◆ What you need to do:
Lines containing the string "辅助功能": how many are there below? Answer with the number only.

◆ Task inputs:
┌────────
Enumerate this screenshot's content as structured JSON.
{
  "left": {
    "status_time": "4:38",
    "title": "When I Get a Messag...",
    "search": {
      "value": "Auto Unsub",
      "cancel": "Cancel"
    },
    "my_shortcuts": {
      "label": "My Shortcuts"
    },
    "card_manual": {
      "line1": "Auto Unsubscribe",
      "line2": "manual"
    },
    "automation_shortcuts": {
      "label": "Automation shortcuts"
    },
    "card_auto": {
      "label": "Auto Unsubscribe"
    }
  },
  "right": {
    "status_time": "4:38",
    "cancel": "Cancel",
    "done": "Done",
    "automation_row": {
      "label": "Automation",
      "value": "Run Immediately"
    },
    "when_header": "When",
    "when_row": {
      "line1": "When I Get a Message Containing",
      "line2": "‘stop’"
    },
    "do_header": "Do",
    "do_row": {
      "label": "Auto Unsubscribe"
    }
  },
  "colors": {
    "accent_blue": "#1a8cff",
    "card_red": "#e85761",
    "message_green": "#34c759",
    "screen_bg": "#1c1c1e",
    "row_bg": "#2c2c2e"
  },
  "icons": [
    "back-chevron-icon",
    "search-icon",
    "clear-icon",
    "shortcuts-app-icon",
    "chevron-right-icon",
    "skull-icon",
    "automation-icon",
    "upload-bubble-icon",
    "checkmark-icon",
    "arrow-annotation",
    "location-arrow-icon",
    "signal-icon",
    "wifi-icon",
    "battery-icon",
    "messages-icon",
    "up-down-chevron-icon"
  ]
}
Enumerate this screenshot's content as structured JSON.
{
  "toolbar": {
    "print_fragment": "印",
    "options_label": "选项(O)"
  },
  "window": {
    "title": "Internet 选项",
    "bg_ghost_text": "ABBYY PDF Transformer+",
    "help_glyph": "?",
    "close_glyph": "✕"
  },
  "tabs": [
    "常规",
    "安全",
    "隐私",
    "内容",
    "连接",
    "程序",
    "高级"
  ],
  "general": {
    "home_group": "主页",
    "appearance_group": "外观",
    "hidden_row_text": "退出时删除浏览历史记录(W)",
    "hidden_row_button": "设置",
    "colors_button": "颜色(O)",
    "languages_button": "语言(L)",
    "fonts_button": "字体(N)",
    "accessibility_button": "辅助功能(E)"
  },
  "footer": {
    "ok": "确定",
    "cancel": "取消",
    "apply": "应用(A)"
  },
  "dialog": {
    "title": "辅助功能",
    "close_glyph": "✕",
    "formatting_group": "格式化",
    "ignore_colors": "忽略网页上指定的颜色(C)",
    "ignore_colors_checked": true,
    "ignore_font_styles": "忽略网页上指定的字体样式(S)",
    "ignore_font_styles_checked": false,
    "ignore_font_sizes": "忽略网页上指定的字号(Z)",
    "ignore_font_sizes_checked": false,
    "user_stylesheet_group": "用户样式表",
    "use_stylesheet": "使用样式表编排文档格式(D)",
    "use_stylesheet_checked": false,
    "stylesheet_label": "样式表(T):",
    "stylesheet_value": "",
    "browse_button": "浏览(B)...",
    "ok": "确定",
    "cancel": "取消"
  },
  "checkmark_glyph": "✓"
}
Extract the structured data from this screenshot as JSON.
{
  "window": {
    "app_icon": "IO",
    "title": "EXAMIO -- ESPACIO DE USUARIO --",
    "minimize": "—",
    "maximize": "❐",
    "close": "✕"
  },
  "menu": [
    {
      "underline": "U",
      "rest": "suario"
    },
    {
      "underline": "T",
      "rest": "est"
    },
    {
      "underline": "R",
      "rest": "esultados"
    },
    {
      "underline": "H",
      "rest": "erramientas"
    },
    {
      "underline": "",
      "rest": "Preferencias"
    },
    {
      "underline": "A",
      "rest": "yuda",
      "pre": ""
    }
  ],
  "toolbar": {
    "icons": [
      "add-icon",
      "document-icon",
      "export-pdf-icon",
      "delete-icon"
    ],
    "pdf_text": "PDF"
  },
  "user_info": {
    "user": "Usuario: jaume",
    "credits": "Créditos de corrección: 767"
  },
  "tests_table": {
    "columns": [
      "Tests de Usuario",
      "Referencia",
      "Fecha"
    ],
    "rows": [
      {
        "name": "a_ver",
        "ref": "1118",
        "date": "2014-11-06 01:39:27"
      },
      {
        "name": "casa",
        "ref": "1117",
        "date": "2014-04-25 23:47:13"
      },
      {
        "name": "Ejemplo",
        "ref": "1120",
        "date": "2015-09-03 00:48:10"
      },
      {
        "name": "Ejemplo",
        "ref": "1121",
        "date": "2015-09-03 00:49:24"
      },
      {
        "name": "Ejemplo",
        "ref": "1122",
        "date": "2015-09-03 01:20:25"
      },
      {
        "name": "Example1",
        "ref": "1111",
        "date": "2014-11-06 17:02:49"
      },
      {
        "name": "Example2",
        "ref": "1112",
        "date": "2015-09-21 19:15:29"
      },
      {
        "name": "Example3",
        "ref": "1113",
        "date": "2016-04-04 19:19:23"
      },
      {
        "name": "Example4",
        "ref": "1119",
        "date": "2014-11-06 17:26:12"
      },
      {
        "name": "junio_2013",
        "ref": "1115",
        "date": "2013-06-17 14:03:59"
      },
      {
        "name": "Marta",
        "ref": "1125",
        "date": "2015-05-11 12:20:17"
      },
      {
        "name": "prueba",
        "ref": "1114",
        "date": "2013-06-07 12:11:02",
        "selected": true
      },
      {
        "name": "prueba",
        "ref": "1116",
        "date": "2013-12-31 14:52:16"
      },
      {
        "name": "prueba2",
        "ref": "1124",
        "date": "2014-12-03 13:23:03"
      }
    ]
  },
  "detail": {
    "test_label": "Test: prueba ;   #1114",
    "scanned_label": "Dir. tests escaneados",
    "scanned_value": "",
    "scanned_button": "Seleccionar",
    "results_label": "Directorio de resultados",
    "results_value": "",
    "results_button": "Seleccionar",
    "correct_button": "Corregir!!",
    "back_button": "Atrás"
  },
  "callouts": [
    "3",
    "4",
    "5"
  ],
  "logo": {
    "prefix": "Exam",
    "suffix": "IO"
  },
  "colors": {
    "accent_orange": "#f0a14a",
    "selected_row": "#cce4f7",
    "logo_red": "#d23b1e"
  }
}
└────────
◆ Task response:
2